» Required action
Which lines in the entries below contain the string "онлайн"? Show each of them in full.
↓↓↓
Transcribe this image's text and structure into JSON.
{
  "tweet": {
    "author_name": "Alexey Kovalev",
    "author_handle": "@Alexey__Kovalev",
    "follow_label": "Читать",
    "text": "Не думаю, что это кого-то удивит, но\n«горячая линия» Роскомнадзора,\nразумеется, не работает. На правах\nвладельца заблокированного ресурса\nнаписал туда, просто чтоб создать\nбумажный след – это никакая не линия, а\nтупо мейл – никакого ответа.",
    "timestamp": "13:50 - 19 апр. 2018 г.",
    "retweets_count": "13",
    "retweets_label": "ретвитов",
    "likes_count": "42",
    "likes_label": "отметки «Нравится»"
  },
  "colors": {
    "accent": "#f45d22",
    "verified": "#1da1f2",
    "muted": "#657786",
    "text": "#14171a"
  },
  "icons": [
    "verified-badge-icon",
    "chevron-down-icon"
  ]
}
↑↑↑
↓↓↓
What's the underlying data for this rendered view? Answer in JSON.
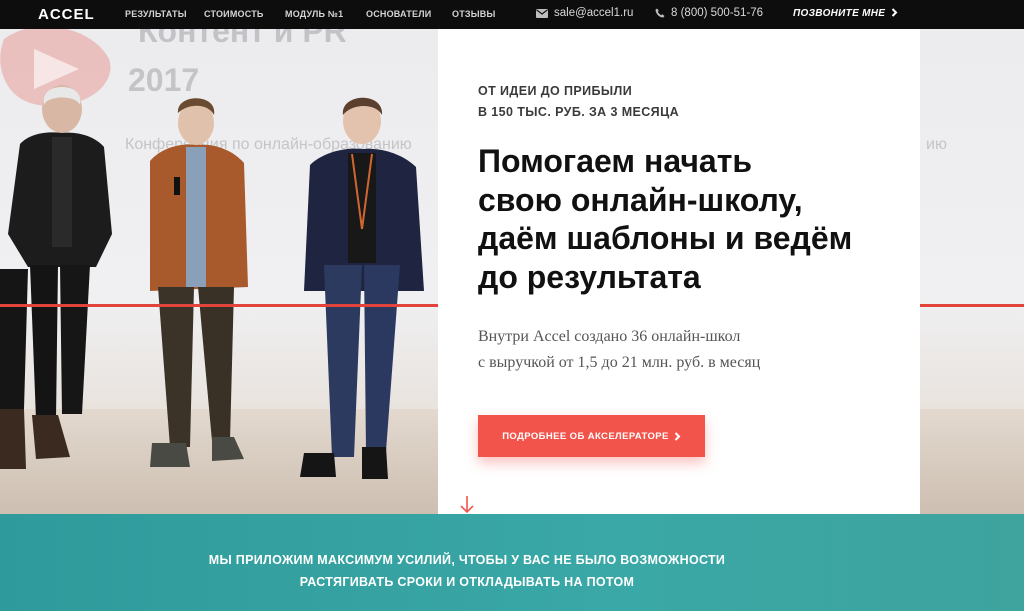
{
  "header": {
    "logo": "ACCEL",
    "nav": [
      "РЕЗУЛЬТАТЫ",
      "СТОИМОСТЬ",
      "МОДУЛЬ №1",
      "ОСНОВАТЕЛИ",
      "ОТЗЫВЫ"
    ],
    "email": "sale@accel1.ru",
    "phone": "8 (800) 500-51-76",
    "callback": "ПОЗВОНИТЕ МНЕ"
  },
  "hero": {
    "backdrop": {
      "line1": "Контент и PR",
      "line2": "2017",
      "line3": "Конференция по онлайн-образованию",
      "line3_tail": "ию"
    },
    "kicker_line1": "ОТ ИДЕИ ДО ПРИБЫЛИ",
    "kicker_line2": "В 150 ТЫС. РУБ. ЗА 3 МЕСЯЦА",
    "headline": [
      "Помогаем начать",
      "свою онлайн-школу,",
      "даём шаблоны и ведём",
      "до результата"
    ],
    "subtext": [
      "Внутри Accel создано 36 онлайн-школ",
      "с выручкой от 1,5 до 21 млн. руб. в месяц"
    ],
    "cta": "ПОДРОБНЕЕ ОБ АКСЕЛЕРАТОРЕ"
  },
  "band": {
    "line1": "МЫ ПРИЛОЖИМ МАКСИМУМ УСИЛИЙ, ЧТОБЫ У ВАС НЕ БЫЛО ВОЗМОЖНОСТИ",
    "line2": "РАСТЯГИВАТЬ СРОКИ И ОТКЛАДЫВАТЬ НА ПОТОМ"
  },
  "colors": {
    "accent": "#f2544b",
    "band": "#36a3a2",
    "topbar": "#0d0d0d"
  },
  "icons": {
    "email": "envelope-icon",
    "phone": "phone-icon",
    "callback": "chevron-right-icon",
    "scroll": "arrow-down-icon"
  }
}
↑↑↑
» Your response
      "line3": "Конференция по онлайн-образованию",
      "свою онлайн-школу,",
      "Внутри Accel создано 36 онлайн-школ",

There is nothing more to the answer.